▶ **WHAT NEEDS TO BE DONE**:
An exact, complete copy of the entries that follow is needed.

▶ **WORKING DATA**:
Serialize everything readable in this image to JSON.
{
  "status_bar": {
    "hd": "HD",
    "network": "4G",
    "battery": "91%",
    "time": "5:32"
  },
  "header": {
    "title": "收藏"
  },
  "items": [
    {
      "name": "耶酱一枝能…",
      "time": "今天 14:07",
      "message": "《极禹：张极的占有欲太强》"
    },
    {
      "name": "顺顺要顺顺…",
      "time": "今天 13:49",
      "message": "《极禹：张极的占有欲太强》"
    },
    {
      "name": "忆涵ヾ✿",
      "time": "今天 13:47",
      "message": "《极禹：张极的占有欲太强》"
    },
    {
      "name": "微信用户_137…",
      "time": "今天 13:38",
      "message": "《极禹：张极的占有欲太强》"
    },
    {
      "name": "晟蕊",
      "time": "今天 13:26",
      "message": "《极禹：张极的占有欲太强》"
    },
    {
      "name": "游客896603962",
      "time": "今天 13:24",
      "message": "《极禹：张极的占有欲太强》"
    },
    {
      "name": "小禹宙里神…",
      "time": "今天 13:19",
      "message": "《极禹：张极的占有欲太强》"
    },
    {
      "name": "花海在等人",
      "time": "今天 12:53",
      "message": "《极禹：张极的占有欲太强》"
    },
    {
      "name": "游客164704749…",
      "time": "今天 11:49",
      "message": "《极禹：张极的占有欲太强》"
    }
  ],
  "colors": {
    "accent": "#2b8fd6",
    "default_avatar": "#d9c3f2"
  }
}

▶ **SOLUTION FOR THIS EXERCISE**:
Serialize everything readable in this image to JSON.
{
  "status_bar": {
    "hd": "HD",
    "network": "4G",
    "battery": "91%",
    "time": "5:32"
  },
  "header": {
    "title": "收藏"
  },
  "items": [
    {
      "name": "耶酱一枝能…",
      "time": "今天 14:07",
      "message": "《极禹：张极的占有欲太强》"
    },
    {
      "name": "顺顺要顺顺…",
      "time": "今天 13:49",
      "message": "《极禹：张极的占有欲太强》"
    },
    {
      "name": "忆涵ヾ✿",
      "time": "今天 13:47",
      "message": "《极禹：张极的占有欲太强》"
    },
    {
      "name": "微信用户_137…",
      "time": "今天 13:38",
      "message": "《极禹：张极的占有欲太强》"
    },
    {
      "name": "晟蕊",
      "time": "今天 13:26",
      "message": "《极禹：张极的占有欲太强》"
    },
    {
      "name": "游客896603962",
      "time": "今天 13:24",
      "message": "《极禹：张极的占有欲太强》"
    },
    {
      "name": "小禹宙里神…",
      "time": "今天 13:19",
      "message": "《极禹：张极的占有欲太强》"
    },
    {
      "name": "花海在等人",
      "time": "今天 12:53",
      "message": "《极禹：张极的占有欲太强》"
    },
    {
      "name": "游客164704749…",
      "time": "今天 11:49",
      "message": "《极禹：张极的占有欲太强》"
    }
  ],
  "colors": {
    "accent": "#2b8fd6",
    "default_avatar": "#d9c3f2"
  }
}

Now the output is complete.